Why has Pinterest grown so quickly and to these proportions? Probably because of its ability to capture visitors with pictures instead of words, and its focus on building relationships in a clean, easy-to-use, friendly layout.

Pinterest captures users like Facebook used to. The average Pinterest user spends a lot of time each visit pinning and repinning, and many have described it as “addictive.” While the primary purpose is to share and connect individuals to individuals, business have now jumped on the Pinterest bandwagon and are looking to share their products and services with eager pinners.

So what is this Pinterest? Oddly, Pinterest is a virtual “pinboard” where users can create “pinboards” and post and share recipes, fashion tips, art, self-improvement, craft projects, travel ideas, dreams and almost anything lifestyle-related that can be captured with an image. Users often have many pinboards, with each board covering a different subject matter. You can have a “recipe” pinboard with recipes you create and find (or “repin” from others), a “sewing” pinboard where you can share photos of interesting or complicating sewing projects, your “favorite things” board where new interests are showcased, or “motivation” to display your affirmations, etc. Pinterest is a true online community, chock full of useful information ready for consumption.

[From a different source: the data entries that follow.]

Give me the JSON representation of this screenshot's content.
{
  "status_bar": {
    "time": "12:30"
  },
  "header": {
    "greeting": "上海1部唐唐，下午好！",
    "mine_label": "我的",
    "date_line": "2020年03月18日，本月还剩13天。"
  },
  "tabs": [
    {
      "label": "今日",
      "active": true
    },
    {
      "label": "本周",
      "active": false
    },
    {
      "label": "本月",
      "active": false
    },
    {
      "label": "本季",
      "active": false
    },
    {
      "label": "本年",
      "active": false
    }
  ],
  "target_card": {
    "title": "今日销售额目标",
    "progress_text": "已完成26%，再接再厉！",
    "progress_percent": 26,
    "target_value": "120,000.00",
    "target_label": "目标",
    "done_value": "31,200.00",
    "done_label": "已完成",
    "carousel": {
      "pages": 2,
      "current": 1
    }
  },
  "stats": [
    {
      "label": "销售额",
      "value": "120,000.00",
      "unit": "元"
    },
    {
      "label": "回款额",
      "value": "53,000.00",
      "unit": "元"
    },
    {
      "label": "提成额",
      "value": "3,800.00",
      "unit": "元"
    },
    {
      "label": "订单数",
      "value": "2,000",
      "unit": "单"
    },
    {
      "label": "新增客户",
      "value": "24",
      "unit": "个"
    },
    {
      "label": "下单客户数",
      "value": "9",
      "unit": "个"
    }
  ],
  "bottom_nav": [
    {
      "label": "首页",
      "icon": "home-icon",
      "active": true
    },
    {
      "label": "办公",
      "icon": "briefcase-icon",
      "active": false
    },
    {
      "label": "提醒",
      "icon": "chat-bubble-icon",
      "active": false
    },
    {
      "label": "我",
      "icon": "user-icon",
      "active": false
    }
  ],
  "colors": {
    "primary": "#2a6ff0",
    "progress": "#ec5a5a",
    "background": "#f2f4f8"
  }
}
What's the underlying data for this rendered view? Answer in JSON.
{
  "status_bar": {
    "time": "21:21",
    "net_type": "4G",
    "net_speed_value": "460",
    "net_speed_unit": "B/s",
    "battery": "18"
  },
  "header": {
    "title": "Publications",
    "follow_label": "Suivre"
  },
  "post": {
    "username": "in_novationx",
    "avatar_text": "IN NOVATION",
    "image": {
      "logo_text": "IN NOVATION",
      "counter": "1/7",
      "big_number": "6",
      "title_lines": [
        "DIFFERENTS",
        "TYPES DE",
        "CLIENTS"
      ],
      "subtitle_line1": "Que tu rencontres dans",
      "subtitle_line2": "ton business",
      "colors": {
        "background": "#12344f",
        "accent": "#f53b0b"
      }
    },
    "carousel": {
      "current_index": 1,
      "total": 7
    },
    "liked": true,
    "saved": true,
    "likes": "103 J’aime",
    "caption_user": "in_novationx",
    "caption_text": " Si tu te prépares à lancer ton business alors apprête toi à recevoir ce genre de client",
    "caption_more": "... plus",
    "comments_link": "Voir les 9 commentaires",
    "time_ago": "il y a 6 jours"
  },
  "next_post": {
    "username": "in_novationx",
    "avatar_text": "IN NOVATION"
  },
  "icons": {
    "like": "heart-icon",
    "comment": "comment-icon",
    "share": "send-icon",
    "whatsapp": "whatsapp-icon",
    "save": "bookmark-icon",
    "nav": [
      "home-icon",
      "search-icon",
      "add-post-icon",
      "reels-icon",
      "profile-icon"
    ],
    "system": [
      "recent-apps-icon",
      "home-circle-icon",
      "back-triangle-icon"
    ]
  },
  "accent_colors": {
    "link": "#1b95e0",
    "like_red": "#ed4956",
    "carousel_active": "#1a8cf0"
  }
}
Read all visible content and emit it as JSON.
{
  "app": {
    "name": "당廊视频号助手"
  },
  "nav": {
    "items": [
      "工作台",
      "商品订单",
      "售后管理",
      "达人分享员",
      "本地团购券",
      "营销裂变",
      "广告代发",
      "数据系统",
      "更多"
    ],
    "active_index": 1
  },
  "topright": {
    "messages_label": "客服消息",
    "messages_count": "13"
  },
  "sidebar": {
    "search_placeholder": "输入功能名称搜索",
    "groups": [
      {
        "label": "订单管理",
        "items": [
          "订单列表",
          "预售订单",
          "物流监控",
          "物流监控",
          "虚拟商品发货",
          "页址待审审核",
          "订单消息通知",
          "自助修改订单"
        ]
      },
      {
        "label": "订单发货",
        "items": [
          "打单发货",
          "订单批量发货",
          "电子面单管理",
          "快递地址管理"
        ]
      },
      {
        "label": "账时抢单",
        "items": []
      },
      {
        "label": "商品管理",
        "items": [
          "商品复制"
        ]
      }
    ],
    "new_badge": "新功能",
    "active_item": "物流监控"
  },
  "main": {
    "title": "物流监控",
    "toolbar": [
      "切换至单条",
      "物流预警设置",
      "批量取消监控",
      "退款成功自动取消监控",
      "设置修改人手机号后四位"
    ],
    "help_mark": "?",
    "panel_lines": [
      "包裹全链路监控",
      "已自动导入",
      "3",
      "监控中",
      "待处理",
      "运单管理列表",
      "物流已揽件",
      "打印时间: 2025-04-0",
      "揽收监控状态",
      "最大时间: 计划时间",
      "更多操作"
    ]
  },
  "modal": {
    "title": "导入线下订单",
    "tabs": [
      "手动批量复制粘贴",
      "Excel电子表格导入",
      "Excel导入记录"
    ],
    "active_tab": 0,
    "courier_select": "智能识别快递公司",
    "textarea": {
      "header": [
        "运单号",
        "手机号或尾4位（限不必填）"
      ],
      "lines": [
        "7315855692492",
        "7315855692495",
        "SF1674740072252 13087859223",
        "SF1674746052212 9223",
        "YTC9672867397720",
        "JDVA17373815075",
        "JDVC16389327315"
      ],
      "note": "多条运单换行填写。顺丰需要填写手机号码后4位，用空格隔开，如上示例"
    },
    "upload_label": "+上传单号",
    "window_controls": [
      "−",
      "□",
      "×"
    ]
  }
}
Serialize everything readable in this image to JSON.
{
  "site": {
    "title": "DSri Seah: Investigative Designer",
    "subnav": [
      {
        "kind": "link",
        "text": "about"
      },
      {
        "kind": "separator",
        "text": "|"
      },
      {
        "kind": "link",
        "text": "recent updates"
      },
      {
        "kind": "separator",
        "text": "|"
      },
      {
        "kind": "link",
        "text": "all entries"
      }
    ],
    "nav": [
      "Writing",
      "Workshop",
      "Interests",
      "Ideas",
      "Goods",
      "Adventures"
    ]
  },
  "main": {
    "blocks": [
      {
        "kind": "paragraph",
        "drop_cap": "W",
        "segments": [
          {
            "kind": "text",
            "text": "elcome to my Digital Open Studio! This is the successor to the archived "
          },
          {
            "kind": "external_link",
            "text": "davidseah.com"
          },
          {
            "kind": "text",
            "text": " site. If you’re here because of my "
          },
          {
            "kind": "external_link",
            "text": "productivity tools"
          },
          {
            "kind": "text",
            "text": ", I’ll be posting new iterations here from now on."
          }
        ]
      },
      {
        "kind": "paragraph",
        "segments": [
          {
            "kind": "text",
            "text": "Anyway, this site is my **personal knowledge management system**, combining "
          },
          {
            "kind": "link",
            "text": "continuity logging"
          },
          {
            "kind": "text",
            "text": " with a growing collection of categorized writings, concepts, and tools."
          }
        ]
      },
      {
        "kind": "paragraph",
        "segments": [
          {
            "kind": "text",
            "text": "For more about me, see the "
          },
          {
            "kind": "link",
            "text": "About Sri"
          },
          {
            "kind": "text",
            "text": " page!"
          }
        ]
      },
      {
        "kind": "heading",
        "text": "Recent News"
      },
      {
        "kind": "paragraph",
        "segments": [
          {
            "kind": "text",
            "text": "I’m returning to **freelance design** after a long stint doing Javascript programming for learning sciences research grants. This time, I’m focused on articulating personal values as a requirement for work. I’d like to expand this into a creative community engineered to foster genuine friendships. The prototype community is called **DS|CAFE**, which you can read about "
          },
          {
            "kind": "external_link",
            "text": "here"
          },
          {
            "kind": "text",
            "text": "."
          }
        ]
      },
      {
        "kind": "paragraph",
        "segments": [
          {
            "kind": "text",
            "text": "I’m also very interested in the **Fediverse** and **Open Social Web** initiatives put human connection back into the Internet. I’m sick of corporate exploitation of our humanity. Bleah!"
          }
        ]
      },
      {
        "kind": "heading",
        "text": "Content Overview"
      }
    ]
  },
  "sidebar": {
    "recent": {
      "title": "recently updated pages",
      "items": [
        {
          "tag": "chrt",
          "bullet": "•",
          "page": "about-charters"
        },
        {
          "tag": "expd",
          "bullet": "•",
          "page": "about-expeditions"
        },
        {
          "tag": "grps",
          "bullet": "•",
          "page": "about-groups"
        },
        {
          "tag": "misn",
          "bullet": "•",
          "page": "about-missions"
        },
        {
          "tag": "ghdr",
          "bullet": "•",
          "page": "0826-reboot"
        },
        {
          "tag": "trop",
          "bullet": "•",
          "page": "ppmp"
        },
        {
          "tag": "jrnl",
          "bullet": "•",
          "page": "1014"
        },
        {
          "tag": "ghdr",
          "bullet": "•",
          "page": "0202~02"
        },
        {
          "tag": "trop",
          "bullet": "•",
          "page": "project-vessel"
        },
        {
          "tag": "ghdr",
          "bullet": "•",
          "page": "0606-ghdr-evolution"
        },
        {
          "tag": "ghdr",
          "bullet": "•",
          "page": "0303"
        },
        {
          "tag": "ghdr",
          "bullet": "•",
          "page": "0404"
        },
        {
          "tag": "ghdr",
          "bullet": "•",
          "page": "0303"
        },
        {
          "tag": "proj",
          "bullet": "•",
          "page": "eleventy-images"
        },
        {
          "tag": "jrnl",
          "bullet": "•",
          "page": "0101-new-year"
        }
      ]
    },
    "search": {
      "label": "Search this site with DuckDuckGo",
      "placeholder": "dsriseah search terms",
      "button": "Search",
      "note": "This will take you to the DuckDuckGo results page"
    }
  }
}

What makes Pinterest, well, interesting and useful to women in particular is that its style is similar to scrapbooking. Generalizations aside, women often excel at organizing things visually, creating relationships, and telling stories—visually or verbally. Women enjoy connecting with other women, showing them what they’ve discovered, motivating each other, and trust each other’s recommendations. Pinterest is also relaxing, and after a long and busy day many women enjoy just taking a moment to look at beautiful photos and share their thoughts. It’s the one place to let your hair down and tell people who you really are.

How can businesses benefit from Pinterest? Since Pinterest is primarily about relationship building, businesses have to look past traditional marketing thoughts and not try to “hard sell” the communities they are involved in. Talking about only yourself and your products will get you nowhere on Pinterest, but sharing others’ information will get you noticed. An Italian restaurant, for example, might pin photos of their food and patrons, but they can also provide a visual feast of photos of Italy, fine pastas, wineries, or European landmarks and hotspots. Hotels can pin photos of local special events, dining locations, or provide a visual map to area merchants photographically. The ideas are endless for businesses that can put themselves in their customers’ shoes and pin “outside of the box.”

While we may not need another social network, Pinterest has created its own unique niche. For people intimidated by the impersonality of Google+, or the constantly changing Facebook, Pinterest is great social media network for those interested in simply sharing and connecting.

Pinteresting, isn’t it?

Helen M. Ryan is a freelance writer. Follow her on Pinterest at
helenmryan or on Twitter at